“Indeed I do, Mr. Staid. And if you and Mr. Stagnant quell and, as Mr. Staid said, pacify your fearsome outbursts, I shall be happy to tell you all about Falcon, The Maltese and those who want to get their undeserving paws on it. But first, a bit about the book and what it promises.” “You see, the sought-after strain of Maltese is named Falcon in the book because the animal would be able to fly with the aid of its jet-black ‘cape’ – the long hair that grows from its forehead; a feature that is highly rare, even among highbred dogs – as rare indeed as the black tulip. The amateur breeder who wrote the book all those centuries ago, before it was all but lost forever, even went to Holland to try to absorb the local cluster-industry know-how on how to breed black things.”

“If it was lost, then how did this Why guy get it?” Stagnant interrupted again.

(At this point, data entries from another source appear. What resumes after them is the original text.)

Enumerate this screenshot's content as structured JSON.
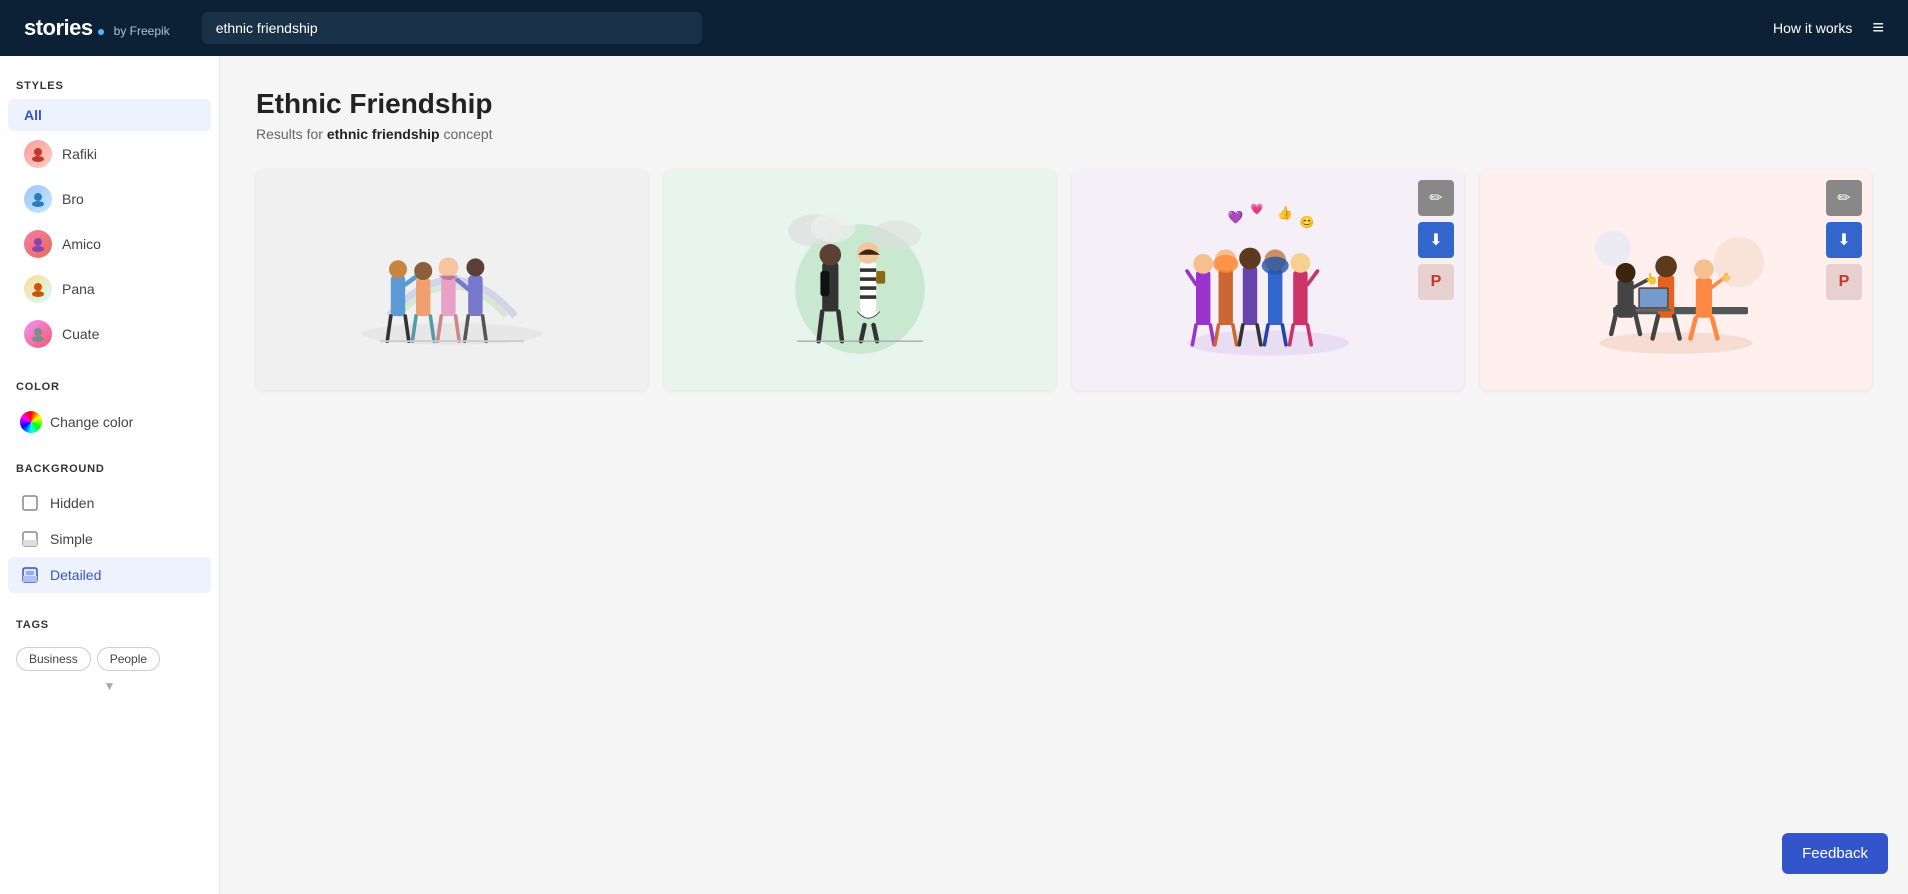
{
  "header": {
    "logo_text": "stories",
    "logo_suffix": "by Freepik",
    "search_value": "ethnic friendship",
    "how_it_works": "How it works"
  },
  "sidebar": {
    "styles_label": "STYLES",
    "style_items": [
      {
        "id": "all",
        "label": "All",
        "active": true,
        "has_avatar": false
      },
      {
        "id": "rafiki",
        "label": "Rafiki",
        "active": false,
        "has_avatar": true,
        "avatar_class": "avatar-rafiki"
      },
      {
        "id": "bro",
        "label": "Bro",
        "active": false,
        "has_avatar": true,
        "avatar_class": "avatar-bro"
      },
      {
        "id": "amico",
        "label": "Amico",
        "active": false,
        "has_avatar": true,
        "avatar_class": "avatar-amico"
      },
      {
        "id": "pana",
        "label": "Pana",
        "active": false,
        "has_avatar": true,
        "avatar_class": "avatar-pana"
      },
      {
        "id": "cuate",
        "label": "Cuate",
        "active": false,
        "has_avatar": true,
        "avatar_class": "avatar-cuate"
      }
    ],
    "color_label": "COLOR",
    "change_color_label": "Change color",
    "background_label": "BACKGROUND",
    "bg_items": [
      {
        "id": "hidden",
        "label": "Hidden",
        "active": false
      },
      {
        "id": "simple",
        "label": "Simple",
        "active": false
      },
      {
        "id": "detailed",
        "label": "Detailed",
        "active": true
      }
    ],
    "tags_label": "TAGS",
    "tags": [
      "Business",
      "People"
    ]
  },
  "main": {
    "page_title": "Ethnic Friendship",
    "results_prefix": "Results for ",
    "results_keyword": "ethnic friendship",
    "results_suffix": " concept",
    "illustrations": [
      {
        "id": 1,
        "bg": "#f0f0f0",
        "show_actions": false
      },
      {
        "id": 2,
        "bg": "#e8f5ee",
        "show_actions": false
      },
      {
        "id": 3,
        "bg": "#f5f0f8",
        "show_actions": true
      },
      {
        "id": 4,
        "bg": "#fff0ee",
        "show_actions": true
      }
    ]
  },
  "feedback": {
    "label": "Feedback"
  },
  "icons": {
    "edit": "✏",
    "download": "⬇",
    "pinterest": "P",
    "hamburger": "≡",
    "hidden_bg": "□",
    "simple_bg": "◱",
    "detailed_bg": "▣"
  }
}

“Dr. Why spent her entire life searching for a copy of the book, which she knew about from some very old texts, and found it just days before her inexplicable demise. When I was about to have the book in my hands a few hours later, I knew it would be the acme of my career. But, as I already informed you, it was, unfortunately, its nadir. A paradox, isn’t it, gentlemen? A man can only fail in a great way only once he has had a great measure of success…”

“The higher they climb –” Staid began.

“The harder they fall!” finished Stagnant.

“Thank you, gentlemen, for your supreme tact,” Pigfly replied crisply. “In any case, in the book there is a precise recipe, with a list of ingredients and a baking-temperature chart, for making a ceramic statue of a flying dog – The Falcon. You see, whoever possesses the statue of Falcon can arrive at such a black, caped flying dog as I described not a minute ago.”

“But how?” Staid and Stagnant asked almost in unison.

“To breed such a specimen,” the fat man continued professorially, “the statue – a dog god of sorts – must be placed on an altar in a room measuring exactly 13 by 21 feet horizontally, with a vertical height of 13 feet. The measurements must be highly exact. The male should be brought in first and given time to make himself comfortable, preferably reclining against some rough-silk pillows upholstered in a black-and-white hound’s-tooth pattern at the moment when the female is allowed to paddle in, front paws bound in the manner of Chinese courtesans of yesteryear. Thus, the conjugal play begins…”

“Now,” he continued in a master storyteller’s voice, his eyes glazed again, “all the formalities having been attended to, there is only one matter more – no, two: the choice of food, to set the mood, and music, to seal the intention –”

“Now, look here, Mr… –”

“Pigfly. Wenn Pigfly.”

“Yes, Mister, uh, Pig, uh, flies… This is awfully interesting and all, but I really am more of a, uh, cat fancier and, besides, all this… conjugation business is a bit too hot and heavy for me at nine o'clock in the morning, if you know what I mean –”

“O, but Mr. Stagnant,” the corpulent man huffed, rubbing his gigantic girth with frenzied little paws, attempting to roll over into a standing position, “I am merely speaking of canine courtship – what a beautiful process it is to behold! This is a most fascinating subject, I’m sure you’ll agree! You must allow me to continue. I promise you will find this information of keen interest if you just let me speak but five minutes more.”

Twenty-five minutes later, the fat man paused to catch his breath and wipe sweaty palms on his fleshy flanks when there was a knock on the door.